1. The head of Merope tuber, a member of the Mecoptera order, was examined and compared to other antliophoran lineages.

2. The study suggests that Merope may have a basal placement within the monophyletic Pistillifera group.

3. The monophyly of Mecoptera was not supported by the data set, and Nannochoristidae was placed as a sister taxon to a clade comprising Diptera and Siphonaptera.

Article analysis:

The article titled "The head of Merope tuber (Meropeidae) and the phylogeny of Mecoptera (Hexapoda)" provides a detailed examination and description of the external and internal features of the head of adults of Merope tuber. The authors compare these findings to other members of Mecoptera and other antliophoran lineages. They also present a list of characters for different body parts and life stages.

One potential bias in this article is the limited scope of the study. The focus is primarily on the head morphology of Merope tuber and its comparison to other taxa within Mecoptera. While this narrow focus may be appropriate for a specific research question, it limits the broader understanding of mecopteran phylogeny.
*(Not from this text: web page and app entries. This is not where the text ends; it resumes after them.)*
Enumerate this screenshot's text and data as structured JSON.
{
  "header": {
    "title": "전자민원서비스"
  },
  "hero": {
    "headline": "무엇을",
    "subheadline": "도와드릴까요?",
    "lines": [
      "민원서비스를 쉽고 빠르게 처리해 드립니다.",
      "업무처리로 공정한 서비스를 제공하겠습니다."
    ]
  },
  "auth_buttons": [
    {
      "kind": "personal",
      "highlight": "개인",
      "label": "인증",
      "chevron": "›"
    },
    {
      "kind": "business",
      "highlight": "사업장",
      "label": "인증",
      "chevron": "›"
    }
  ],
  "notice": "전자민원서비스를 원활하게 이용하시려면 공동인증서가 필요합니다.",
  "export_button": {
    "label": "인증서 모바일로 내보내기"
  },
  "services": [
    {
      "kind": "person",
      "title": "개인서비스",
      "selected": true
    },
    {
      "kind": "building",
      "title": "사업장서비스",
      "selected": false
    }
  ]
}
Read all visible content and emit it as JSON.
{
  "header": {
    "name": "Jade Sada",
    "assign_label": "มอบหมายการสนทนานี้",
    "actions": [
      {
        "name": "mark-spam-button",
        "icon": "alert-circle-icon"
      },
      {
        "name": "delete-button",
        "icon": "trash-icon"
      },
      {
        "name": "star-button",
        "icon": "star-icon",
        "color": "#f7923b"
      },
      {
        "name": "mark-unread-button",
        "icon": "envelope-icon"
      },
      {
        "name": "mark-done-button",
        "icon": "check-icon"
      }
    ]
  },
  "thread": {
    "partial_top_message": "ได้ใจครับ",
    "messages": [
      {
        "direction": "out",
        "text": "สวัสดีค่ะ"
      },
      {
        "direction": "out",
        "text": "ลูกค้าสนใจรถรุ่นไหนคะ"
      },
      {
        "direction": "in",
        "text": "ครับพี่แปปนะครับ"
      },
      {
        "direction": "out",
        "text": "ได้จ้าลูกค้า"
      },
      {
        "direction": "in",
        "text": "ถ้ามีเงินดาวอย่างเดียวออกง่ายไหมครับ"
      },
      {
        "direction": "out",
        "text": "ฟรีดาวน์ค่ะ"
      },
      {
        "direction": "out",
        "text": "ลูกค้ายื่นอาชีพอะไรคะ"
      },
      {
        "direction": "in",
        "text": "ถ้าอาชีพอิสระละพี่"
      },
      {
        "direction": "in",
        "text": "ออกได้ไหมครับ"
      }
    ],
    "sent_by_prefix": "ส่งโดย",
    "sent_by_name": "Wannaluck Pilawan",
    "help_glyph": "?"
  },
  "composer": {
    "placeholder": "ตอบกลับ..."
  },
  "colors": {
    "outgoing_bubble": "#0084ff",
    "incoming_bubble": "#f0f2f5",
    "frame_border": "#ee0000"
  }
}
The authors acknowledge that their data set does not support the monophyly of Mecoptera, but they do not explore alternative explanations or consider potential limitations in their methodology.

Another potential bias is the reliance on morphological data alone. The authors mention that recent results from extensive morphological and molecular investigations may challenge their placement of Nannochoristidae as a sister taxon to Diptera and Siphonaptera. However, they do not provide any evidence or discussion regarding these molecular investigations or how they might impact their conclusions.

Additionally, there is a lack of consideration for alternative interpretations or counterarguments. The authors state that they consider the placement of Nannochoristidae as a possible artifact, but they do not elaborate on why or discuss any competing hypotheses. This omission limits the critical analysis and interpretation of their findings.

Furthermore, there is no mention of potential risks or limitations associated with relying solely on morphological data for phylogenetic reconstructions. Molecular data can provide additional insights into evolutionary relationships that may not be apparent from morphology alone. By not acknowledging these limitations, the authors may be presenting an incomplete picture of mecopteran phylogeny.

Overall, while the article provides a detailed description of the head morphology of Merope tuber and its comparison to other taxa within Mecoptera, it has several biases and limitations. These include a narrow focus on a specific taxon, reliance on morphological data alone, lack of consideration for alternative interpretations, and omission of potential risks and limitations. Further research incorporating molecular data and exploring alternative hypotheses would strengthen the conclusions presented in this article.